Most of your dry fly fishing will be done with 4X and 5X tippets.  When fishing tiny midges to leader shy trout, you’re going to use 6X, 7X or possible 8X (1 lbtest) tippets.  Lake fishing with leeches and woollybuggers; you’ll use 3X and 2X depending on the size of the fish.  With steamer fishing, 2X and stronger can be used.  Always,  it depends on the size of the fish and how heavy the flow of the current.  Big fish in heavy current means shorter leaders and heavy tippets.    flyfishingthings.com/SA tippet

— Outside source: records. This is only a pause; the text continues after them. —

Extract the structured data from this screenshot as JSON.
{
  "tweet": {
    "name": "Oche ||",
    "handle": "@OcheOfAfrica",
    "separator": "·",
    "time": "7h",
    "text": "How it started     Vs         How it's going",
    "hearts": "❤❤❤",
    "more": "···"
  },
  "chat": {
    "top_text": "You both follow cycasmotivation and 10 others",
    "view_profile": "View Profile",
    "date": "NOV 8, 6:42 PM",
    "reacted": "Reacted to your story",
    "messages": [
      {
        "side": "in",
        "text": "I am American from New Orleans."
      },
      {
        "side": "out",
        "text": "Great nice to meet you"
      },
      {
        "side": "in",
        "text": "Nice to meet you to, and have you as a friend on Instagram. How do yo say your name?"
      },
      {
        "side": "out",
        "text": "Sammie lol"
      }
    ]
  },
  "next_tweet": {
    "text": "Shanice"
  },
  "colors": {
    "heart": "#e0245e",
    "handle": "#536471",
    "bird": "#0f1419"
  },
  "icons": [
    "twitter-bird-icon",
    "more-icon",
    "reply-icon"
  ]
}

Fluorocarbon.  The strength of the tippet relative to its diameter is one of the main reasons for the popularity of fluorocarbon tippets.  A 3X fluorocarbon tippet is as strong as a 0X monofilament tippet and much more abrasion resistant.  Additionally fluorocarbon is harder for the fish to see than conventional monofilament tippets and is the preferred tippet material for fishing to tippet shy trout, or bonefish.  Like wise fluorocarbon is more expensive, but it’s worth it.
   

Finally, it is both the nature and necessity in fly-fishing to change tippets regularly and often.  You will constantly find the need to change out a tippet because of changing fishing conditions. Sometimes just by switching to a smaller size diameter will induce the fish to strike.  Another example: you may be fishing something small without producing much result and decide to switch to fishing something bigger.  Tying on a size 6 woollybugger  with a 5X tippet,  your just asking to lose the fly if a fish happens to strike.  The diameter of that small of a tippet on that big of a hook will not hold as well as a larger diameter tippet.  This compulsion causes you to switch to a 3X tippet, which is more appropriate for the fly you now intend to fish.  This constant need to switch flies is one of the reasons you need to have a good supply of tippet material on hand.  I rarely carry 6X or 7X tippet material, unless I know I’m going to fish really small flies…and that ain’t to often.  I mostly carry 3X through 5X.  Here’s a tip.  Make a series of two feet long tippet sections and loop them end to end on a spool.  You tie a loop in both ends.  Then when you need to change tippets, you simply un-loop a pre-tied tippet, clip off one loop and loop it to the leader. It’s quick and fast.  Just make sure you loop to loop correctly.  See the knots' page for how to loop to loop.